Start of Given entries

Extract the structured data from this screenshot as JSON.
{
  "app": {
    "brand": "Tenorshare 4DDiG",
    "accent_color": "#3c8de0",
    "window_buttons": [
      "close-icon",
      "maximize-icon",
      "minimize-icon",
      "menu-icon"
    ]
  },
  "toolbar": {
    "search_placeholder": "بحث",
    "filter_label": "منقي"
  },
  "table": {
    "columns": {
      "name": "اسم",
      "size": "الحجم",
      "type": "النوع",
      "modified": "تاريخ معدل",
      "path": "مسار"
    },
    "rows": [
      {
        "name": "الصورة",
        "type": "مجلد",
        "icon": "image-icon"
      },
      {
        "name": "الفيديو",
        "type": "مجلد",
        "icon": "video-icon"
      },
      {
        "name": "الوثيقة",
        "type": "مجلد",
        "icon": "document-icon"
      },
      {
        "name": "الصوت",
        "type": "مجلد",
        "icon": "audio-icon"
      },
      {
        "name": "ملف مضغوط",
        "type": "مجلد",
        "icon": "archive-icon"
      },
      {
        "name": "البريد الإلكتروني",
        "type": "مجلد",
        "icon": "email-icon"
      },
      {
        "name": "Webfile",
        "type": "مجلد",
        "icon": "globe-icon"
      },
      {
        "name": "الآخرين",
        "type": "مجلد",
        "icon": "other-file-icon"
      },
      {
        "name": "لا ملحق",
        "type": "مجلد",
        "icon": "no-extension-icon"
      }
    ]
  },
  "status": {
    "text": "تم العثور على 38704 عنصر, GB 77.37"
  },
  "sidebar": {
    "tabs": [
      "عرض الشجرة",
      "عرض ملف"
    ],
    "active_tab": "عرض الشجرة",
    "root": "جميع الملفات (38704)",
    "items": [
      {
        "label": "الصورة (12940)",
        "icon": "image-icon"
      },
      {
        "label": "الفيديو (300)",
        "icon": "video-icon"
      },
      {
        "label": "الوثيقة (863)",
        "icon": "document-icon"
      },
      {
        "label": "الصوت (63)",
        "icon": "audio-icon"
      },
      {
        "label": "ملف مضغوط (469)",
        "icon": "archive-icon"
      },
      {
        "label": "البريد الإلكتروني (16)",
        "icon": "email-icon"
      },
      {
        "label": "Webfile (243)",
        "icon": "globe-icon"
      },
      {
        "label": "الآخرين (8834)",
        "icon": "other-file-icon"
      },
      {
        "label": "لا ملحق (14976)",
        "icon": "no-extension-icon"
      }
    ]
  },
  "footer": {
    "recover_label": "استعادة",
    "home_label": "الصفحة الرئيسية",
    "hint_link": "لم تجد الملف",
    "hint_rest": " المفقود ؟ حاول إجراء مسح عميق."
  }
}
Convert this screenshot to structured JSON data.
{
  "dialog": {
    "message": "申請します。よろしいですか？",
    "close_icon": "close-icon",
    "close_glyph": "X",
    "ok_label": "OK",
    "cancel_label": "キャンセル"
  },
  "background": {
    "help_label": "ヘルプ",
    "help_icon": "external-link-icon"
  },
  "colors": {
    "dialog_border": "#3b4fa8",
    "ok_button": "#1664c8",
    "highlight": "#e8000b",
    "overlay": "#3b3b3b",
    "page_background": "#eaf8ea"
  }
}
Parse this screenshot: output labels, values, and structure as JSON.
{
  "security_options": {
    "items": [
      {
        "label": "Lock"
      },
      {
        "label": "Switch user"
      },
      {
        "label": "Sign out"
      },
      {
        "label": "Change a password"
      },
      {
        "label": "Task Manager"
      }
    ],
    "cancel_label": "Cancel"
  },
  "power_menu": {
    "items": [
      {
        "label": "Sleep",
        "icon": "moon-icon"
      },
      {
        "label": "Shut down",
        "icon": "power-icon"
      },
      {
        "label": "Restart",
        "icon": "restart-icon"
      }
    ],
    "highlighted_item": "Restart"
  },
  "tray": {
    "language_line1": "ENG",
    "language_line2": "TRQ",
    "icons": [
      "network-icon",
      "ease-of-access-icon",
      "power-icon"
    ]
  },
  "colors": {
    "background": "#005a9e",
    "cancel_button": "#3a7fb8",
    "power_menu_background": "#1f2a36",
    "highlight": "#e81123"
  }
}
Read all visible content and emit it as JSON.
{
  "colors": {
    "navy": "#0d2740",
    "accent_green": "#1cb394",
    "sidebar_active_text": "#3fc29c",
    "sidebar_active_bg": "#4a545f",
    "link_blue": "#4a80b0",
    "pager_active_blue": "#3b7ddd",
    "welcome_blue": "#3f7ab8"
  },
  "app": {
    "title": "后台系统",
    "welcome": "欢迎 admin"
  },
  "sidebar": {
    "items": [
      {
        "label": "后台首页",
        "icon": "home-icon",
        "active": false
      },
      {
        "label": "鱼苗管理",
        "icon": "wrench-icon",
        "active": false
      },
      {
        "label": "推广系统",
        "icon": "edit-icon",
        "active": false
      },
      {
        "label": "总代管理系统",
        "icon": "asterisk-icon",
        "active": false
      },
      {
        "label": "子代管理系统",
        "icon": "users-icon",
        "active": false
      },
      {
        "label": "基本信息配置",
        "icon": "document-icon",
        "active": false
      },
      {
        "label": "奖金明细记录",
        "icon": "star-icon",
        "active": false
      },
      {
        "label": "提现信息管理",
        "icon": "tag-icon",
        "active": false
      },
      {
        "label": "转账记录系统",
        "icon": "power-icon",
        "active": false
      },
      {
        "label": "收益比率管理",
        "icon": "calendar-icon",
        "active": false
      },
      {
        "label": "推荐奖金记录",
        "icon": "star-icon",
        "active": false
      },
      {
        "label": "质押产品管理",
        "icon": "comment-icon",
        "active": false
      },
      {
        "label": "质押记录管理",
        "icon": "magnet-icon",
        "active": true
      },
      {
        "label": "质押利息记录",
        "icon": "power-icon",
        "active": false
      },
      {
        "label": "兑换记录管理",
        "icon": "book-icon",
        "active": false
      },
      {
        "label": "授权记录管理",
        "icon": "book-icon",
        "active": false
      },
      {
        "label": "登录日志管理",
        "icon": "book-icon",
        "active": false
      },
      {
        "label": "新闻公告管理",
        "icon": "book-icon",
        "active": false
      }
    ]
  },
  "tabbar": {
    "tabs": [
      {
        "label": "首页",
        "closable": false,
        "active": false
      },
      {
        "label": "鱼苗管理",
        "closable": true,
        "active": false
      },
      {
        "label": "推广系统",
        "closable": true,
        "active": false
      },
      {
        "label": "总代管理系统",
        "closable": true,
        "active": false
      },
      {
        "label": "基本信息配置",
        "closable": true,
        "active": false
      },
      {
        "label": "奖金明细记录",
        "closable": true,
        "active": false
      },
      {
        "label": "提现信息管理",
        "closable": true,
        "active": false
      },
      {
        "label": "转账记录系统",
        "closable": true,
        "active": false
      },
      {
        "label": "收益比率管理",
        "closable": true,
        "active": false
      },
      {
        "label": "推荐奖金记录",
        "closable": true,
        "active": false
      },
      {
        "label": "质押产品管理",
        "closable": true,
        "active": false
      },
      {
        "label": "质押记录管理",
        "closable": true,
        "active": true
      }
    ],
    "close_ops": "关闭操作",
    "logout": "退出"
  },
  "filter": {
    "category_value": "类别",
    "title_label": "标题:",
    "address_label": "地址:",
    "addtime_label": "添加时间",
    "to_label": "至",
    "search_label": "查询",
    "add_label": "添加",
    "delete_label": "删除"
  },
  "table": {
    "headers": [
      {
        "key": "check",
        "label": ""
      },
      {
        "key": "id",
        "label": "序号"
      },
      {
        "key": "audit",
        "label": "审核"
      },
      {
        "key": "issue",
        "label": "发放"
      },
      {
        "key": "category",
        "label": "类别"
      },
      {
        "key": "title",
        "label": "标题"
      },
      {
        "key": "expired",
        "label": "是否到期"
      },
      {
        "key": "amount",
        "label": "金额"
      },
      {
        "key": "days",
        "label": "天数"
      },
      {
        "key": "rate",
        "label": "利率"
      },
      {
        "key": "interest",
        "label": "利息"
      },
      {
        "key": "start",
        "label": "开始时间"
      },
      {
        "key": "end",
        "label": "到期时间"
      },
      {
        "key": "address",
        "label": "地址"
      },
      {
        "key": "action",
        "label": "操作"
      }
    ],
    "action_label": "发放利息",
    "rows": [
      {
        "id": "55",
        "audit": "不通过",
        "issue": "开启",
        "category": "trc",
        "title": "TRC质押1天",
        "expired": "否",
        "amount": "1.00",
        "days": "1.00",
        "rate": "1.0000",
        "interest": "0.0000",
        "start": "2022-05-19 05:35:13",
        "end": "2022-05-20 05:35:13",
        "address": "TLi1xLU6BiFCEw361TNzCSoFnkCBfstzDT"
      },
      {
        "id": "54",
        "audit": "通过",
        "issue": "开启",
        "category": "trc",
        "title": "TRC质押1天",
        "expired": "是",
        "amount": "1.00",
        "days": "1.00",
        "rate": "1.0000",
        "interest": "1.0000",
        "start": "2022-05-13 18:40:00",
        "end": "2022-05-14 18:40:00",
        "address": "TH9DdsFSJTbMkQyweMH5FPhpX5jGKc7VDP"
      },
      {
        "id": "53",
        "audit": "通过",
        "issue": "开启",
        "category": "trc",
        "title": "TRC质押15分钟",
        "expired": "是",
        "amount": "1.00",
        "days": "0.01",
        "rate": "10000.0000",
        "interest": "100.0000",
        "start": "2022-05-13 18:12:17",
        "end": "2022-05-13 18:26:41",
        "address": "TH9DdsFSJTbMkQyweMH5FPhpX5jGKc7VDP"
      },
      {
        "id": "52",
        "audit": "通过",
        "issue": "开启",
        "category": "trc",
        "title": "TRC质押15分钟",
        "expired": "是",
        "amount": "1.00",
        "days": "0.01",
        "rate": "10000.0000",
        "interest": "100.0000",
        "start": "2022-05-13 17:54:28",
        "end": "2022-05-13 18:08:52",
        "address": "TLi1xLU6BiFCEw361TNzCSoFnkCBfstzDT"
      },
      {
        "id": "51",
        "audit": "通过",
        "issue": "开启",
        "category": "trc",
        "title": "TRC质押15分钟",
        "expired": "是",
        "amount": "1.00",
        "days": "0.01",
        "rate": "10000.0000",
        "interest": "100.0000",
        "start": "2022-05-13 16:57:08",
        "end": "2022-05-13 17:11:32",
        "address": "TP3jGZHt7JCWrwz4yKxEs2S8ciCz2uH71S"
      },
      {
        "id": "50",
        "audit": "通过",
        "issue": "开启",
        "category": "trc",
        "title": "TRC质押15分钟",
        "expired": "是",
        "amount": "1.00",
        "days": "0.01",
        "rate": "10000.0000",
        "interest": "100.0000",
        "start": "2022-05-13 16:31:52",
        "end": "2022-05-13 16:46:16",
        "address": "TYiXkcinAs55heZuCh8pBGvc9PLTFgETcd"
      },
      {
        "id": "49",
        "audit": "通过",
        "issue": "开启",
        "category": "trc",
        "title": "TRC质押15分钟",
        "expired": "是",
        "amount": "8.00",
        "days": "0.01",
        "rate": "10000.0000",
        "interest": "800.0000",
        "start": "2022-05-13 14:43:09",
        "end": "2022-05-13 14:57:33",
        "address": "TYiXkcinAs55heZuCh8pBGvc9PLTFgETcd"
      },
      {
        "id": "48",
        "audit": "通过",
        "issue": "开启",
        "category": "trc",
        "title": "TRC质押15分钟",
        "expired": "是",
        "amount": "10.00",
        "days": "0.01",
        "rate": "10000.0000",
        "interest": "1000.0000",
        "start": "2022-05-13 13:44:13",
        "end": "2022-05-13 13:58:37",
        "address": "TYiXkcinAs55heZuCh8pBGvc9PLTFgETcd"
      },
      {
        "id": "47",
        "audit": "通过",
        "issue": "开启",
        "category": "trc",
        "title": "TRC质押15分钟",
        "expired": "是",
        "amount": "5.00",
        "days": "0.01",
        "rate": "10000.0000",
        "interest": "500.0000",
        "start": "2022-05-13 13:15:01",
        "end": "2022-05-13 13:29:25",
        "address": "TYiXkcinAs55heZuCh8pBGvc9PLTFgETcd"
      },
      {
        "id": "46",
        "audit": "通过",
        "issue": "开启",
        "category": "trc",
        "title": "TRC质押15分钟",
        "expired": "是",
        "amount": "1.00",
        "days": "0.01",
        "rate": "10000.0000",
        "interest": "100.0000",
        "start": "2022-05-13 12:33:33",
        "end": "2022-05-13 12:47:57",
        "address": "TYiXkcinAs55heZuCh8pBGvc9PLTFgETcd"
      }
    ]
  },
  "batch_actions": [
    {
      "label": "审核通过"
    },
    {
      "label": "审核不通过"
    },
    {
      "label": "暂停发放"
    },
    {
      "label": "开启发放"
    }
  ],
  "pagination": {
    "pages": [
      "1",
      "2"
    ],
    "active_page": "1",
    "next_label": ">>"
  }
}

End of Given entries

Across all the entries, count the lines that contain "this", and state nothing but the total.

3